With summer fast approaching, many employers are planning on bringing young people into the workplace for employment and experience. Depending on your summer plans, there are a few tips you should consider to make sure your young people are properly engaged, prepared and will benefit from the experience.
Ensure youths are properly classified. Employers are required to pay teen employees at least the federal youth minimum wage and overtime under the Fair Labor Standards Act (FLSA), unless the worker is covered by a higher state wage rate.
Unfortunately, a young worker’s status is not always clear cut. That’s where employers offering unpaid summer internships need to take care. The U.S. Department of Labor has a six-part test for the use of unpaid interns by private employers:
- The internship, even though it includes actual operation of the facilities of the employer, is similar to training which would be given in an educational environment;

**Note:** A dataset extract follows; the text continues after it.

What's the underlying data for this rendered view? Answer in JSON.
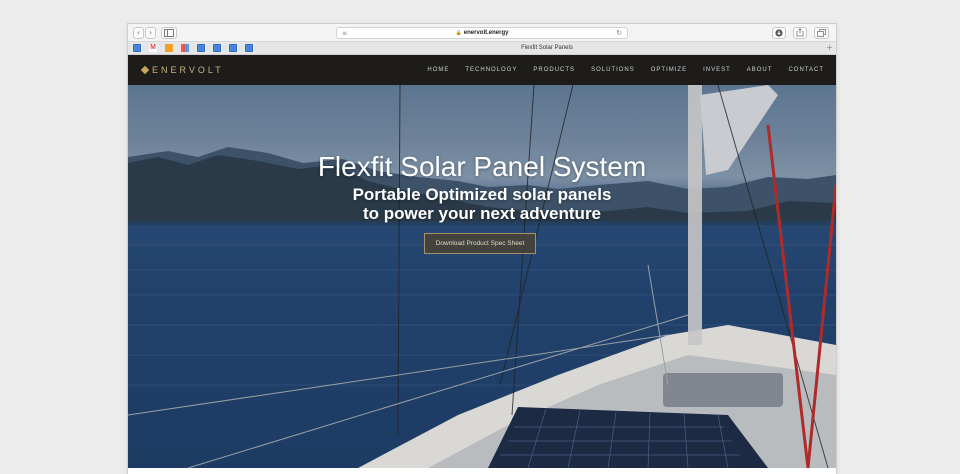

- The internship experience is for the benefit of the intern;
- The intern does not displace regular employees, but works under close supervision of existing staff;
- The employer that provides the training derives no immediate advantage from the activities of the intern; and on occasion its operations may actually be impeded;

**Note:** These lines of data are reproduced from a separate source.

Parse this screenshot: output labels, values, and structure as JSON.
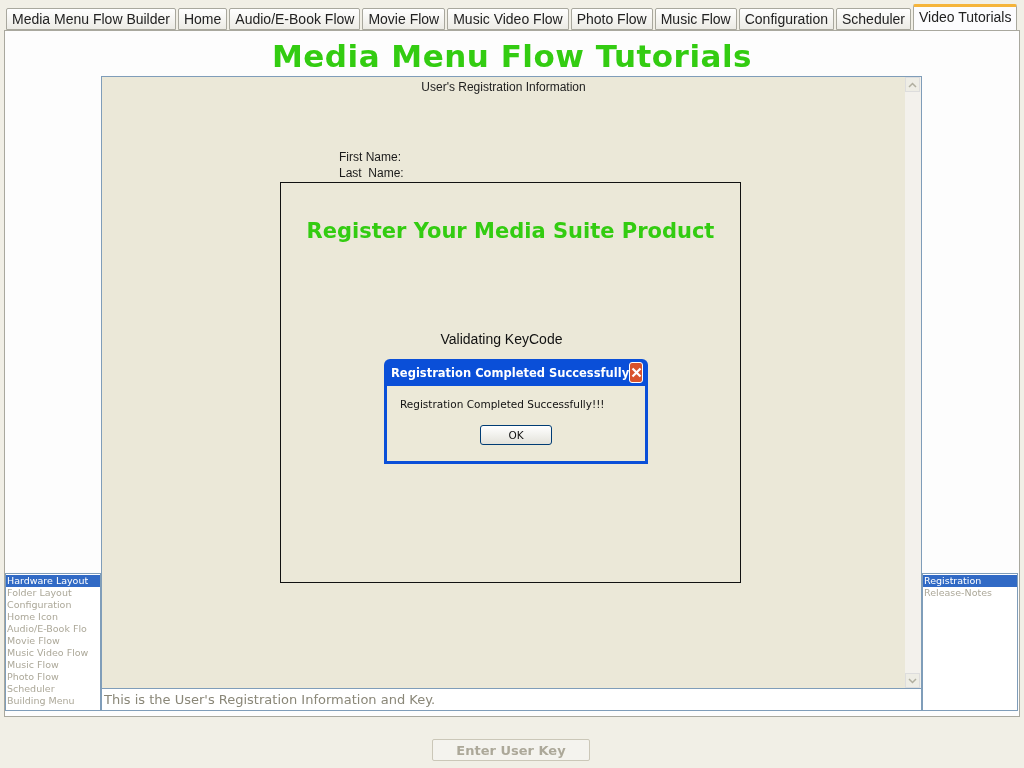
{
  "tabs": [
    {
      "label": "Media Menu Flow Builder",
      "selected": false
    },
    {
      "label": "Home",
      "selected": false
    },
    {
      "label": "Audio/E-Book Flow",
      "selected": false
    },
    {
      "label": "Movie Flow",
      "selected": false
    },
    {
      "label": "Music Video Flow",
      "selected": false
    },
    {
      "label": "Photo Flow",
      "selected": false
    },
    {
      "label": "Music Flow",
      "selected": false
    },
    {
      "label": "Configuration",
      "selected": false
    },
    {
      "label": "Scheduler",
      "selected": false
    },
    {
      "label": "Video Tutorials",
      "selected": true
    }
  ],
  "page_title": "Media Menu Flow Tutorials",
  "left_list": [
    {
      "label": "Hardware Layout",
      "selected": true
    },
    {
      "label": "Folder Layout",
      "selected": false
    },
    {
      "label": "Configuration",
      "selected": false
    },
    {
      "label": "Home Icon",
      "selected": false
    },
    {
      "label": "Audio/E-Book Flo",
      "selected": false
    },
    {
      "label": "Movie Flow",
      "selected": false
    },
    {
      "label": "Music Video Flow",
      "selected": false
    },
    {
      "label": "Music Flow",
      "selected": false
    },
    {
      "label": "Photo Flow",
      "selected": false
    },
    {
      "label": "Scheduler",
      "selected": false
    },
    {
      "label": "Building Menu",
      "selected": false
    }
  ],
  "right_list": [
    {
      "label": "Registration",
      "selected": true
    },
    {
      "label": "Release-Notes",
      "selected": false
    }
  ],
  "info_panel": {
    "heading": "User's Registration Information",
    "fields": [
      "First Name:",
      "Last  Name:"
    ]
  },
  "register_panel": {
    "title": "Register Your Media Suite Product",
    "status": "Validating KeyCode"
  },
  "dialog": {
    "title": "Registration Completed Successfully",
    "message": "Registration Completed Successfully!!!",
    "button": "OK"
  },
  "description": "This is the User's Registration Information and Key.",
  "action_button": {
    "label": "Enter User Key",
    "disabled": true
  }
}
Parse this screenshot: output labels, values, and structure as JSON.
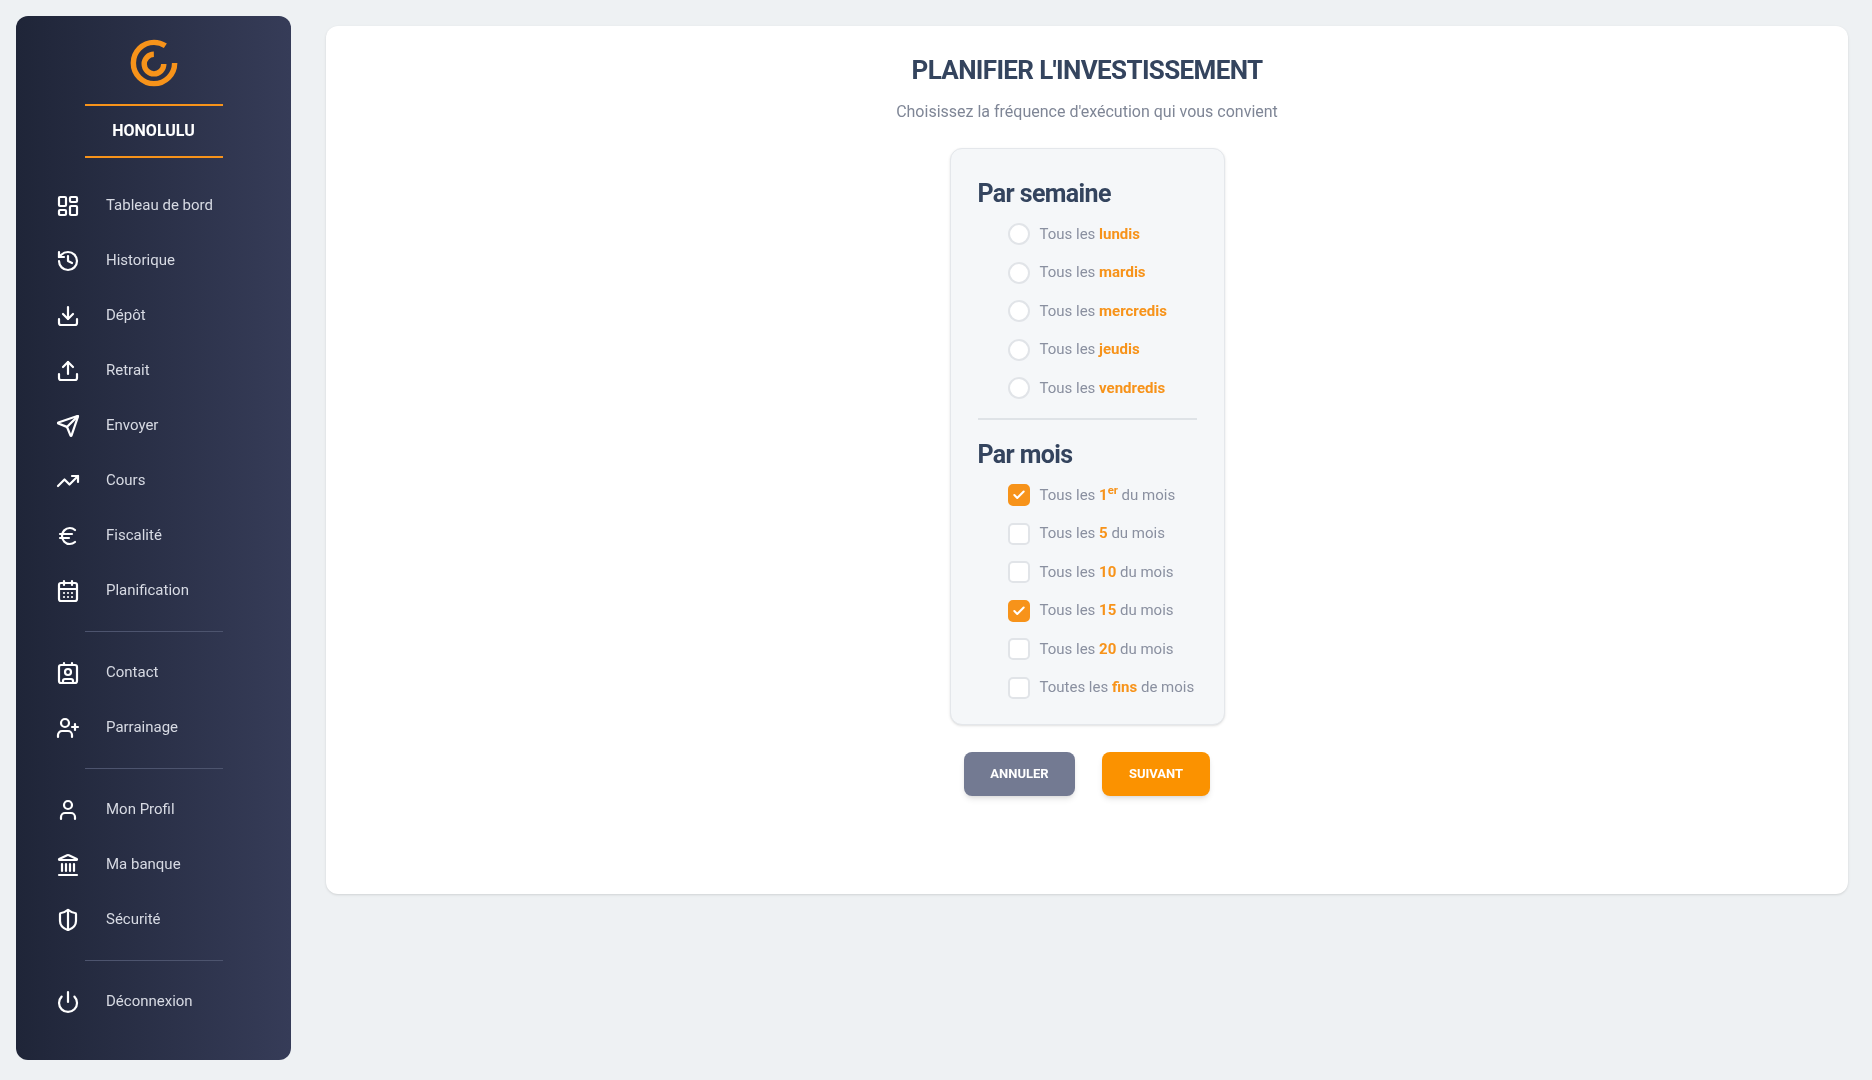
{
  "sidebar": {
    "brand": "HONOLULU",
    "groups": [
      [
        {
          "label": "Tableau de bord"
        },
        {
          "label": "Historique"
        },
        {
          "label": "Dépôt"
        },
        {
          "label": "Retrait"
        },
        {
          "label": "Envoyer"
        },
        {
          "label": "Cours"
        },
        {
          "label": "Fiscalité"
        },
        {
          "label": "Planification"
        }
      ],
      [
        {
          "label": "Contact"
        },
        {
          "label": "Parrainage"
        }
      ],
      [
        {
          "label": "Mon Profil"
        },
        {
          "label": "Ma banque"
        },
        {
          "label": "Sécurité"
        }
      ],
      [
        {
          "label": "Déconnexion"
        }
      ]
    ]
  },
  "main": {
    "title": "PLANIFIER L'INVESTISSEMENT",
    "subtitle": "Choisissez la fréquence d'exécution qui vous convient",
    "sections": [
      {
        "heading": "Par semaine",
        "kind": "radio",
        "options": [
          {
            "label": "Tous les **lundis**",
            "selected": false
          },
          {
            "label": "Tous les **mardis**",
            "selected": false
          },
          {
            "label": "Tous les **mercredis**",
            "selected": false
          },
          {
            "label": "Tous les **jeudis**",
            "selected": false
          },
          {
            "label": "Tous les **vendredis**",
            "selected": false
          }
        ]
      },
      {
        "heading": "Par mois",
        "kind": "checkbox",
        "options": [
          {
            "label": "Tous les **1**$^{er}$ du mois",
            "checked": true
          },
          {
            "label": "Tous les **5** du mois",
            "checked": false
          },
          {
            "label": "Tous les **10** du mois",
            "checked": false
          },
          {
            "label": "Tous les **15** du mois",
            "checked": true
          },
          {
            "label": "Tous les **20** du mois",
            "checked": false
          },
          {
            "label": "Toutes les **fins** de mois",
            "checked": false
          }
        ]
      }
    ],
    "buttons": [
      {
        "label": "ANNULER",
        "kind": "secondary"
      },
      {
        "label": "SUIVANT",
        "kind": "primary"
      }
    ]
  }
}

- The intern is not necessarily entitled to a job at the conclusion of the internship; and
- The employer and the intern understand that the intern is not entitled to wages for the time spent in the internship.
Review your orientation program. As with all workers you hire, your summer workers will need orientation and safety training. Remember, new workers are at greater risk for accidents because of their inexperience. Training should be age appropriate. New employees should know where to locate safety information and the business’ emergency procedures. Teens may also need extra training on issues like reporting incidents, supervisory authority, and disciplinary actions.
Know what youth can and cannot do. There are many tasks that young workers are not legally allowed to perform.
- Workers 18 years or older may perform any job, whether hazardous or not;
- Workers ages 16 and 17 are prohibited from certain hazardous jobs such as driving on public streets, operating power-driven machinery, or serving alcoholic beverages.
- Workers 14 and 15 years old may not work in hazardous jobs. Among the jobs they may not perform are those in manufacturing, construction, food processing, and operating landscaping machinery. Also, there are limits on the number of hours and times of day for workers under the age of 16.
State child labor laws may impose stricter requirements on the employment of minors.
Ensure proper supervision. Teens generally need closer supervision than older workers do. Consider reassigning other workers so a supervisor has more time to work with young workers or assigning an older, more experienced worker as a buddy or mentor.
Ensure that young workers get clear feedback on what they are doing right and what they need to improve on. For more information, check out Youth Rules!.